I just got an email from Paul Hilder of Avaaz.org about a Global Handshake for the China Olympics:
As the Beijing Olympics begin, the world looks on with mixed emotions. It’s a moment which should bring us closer together, and Chinese citizens deserve their excitement — but the Chinese government still hasn’t opened meaningful dialogue with the Dalai Lama, or changed its stance on Burma, Darfur and other pressing issues.
Even worse, extremists in China are promoting the view that Olympic activism like ours is anti-Chinese. We can’t stay silent, but we also can’t let our efforts be abused to divide people. So what can we do? The answer comes from the Dalai Lama himself, in an unambiguous gesture of Olympic spirit and friendship: a handshake.

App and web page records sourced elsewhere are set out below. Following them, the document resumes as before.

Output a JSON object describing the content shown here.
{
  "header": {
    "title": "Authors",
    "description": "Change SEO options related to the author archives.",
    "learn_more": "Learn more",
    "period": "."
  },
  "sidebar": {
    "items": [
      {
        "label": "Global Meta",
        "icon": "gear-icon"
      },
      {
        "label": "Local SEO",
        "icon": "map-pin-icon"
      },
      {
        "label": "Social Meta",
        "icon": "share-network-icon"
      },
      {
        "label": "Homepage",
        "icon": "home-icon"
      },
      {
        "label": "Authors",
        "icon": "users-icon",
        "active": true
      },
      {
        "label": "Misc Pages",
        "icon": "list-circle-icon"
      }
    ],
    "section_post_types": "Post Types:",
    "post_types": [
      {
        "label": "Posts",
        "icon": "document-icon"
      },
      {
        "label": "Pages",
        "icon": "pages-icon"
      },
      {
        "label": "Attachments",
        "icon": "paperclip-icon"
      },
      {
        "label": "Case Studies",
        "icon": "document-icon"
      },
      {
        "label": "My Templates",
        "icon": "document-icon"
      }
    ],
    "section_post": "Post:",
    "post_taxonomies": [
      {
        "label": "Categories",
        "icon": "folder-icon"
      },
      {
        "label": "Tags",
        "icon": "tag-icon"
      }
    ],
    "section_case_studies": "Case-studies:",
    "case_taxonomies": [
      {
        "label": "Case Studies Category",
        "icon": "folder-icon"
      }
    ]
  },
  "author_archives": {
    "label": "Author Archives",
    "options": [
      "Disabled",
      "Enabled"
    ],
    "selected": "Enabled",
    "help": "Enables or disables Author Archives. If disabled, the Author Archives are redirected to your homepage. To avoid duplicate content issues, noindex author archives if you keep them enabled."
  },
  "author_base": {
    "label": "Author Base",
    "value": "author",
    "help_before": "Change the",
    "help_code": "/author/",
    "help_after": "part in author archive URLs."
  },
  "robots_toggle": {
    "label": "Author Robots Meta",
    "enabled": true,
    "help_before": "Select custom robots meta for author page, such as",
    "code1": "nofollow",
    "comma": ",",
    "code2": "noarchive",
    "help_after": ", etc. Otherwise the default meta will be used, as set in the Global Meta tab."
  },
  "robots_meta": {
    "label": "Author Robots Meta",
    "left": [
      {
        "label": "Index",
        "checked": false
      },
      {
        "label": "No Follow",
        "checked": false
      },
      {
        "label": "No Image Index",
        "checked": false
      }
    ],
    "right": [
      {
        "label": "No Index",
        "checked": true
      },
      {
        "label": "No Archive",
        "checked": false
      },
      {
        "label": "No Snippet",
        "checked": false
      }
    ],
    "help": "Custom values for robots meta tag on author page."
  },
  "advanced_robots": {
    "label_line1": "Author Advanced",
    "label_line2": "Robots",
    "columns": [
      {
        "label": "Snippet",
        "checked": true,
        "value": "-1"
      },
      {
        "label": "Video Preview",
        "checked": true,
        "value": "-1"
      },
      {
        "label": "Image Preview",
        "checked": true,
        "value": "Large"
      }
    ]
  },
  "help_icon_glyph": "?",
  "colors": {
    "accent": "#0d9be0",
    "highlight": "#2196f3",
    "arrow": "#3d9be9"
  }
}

It began in London, passed hand to hand by thousands of us — now the handshake has gone online, and is criss-crossing the globe on its way to Beijing. All of us can join, Chinese and non-Chinese, and it comes with a promise: to hold ALL our governments accountable where they fall short, in Tibet, Iraq, Burma or beyond. We’ll deliver our message in a bold media campaign in Hong Kong and around the world: Click below to see how the Olympic handshake started, sign up to join in, and watch it circle the globe —
The handshake idea is nice (with all of the banality of that word fully intended), but let’s not forget to extend the dialogue to the Uighurs or with Taiwan. Ok, I concede, the “round-the-world” map animation showing virtual handshakes is pretty rad, but I digress.
There’s not a lot of hope for the kind of openness that allows for fruitful dialogue on the Chinese side when they beat up and harass foreign journalists trying to cover the attack in Kashgar. Then there is the systematic internet censorship. The guarantee of press freedoms for foreign journalists was part of the contract that the Chinese government agreed to in order to host the Games. The Chinese government isn’t living up to their side of the bargain.
And those missiles aimed at Taiwan aren’t too friendly or conducive to dialogue either, are they? Or how about that attempted Chinese weapon shipment to Zimbabwe? Not very peaceful either.
And then there are those Beijingers who were forcefully and unlawfully evicted from their homes without proper compensation to make way for the Olympics. And the peaceful Chinese civil society activists (and regular residents of Beijing) who are living under lockdown as a result of the games. Their grievances can hardly be considered anti-Chinese; since they ARE Chinese. Same goes for the repression of Falun Gong practitioners and other religious groups.
Ok, so I’ve given a handshake for peace, but what is the Chinese government going to give its own citizens and the international community in return? Do Chinese leaders and hardline nationalists even want a handshake? Or do they want the world to kowtow in reverence and awe at the “new” China’s coming-out party? As much as we all wished that the Olympics were about sports and international goodwill, the truth is, they are also about state-sponsored political propaganda (and uncomfortable displays of nationalism if you ask me) as well as corporate bottom lines.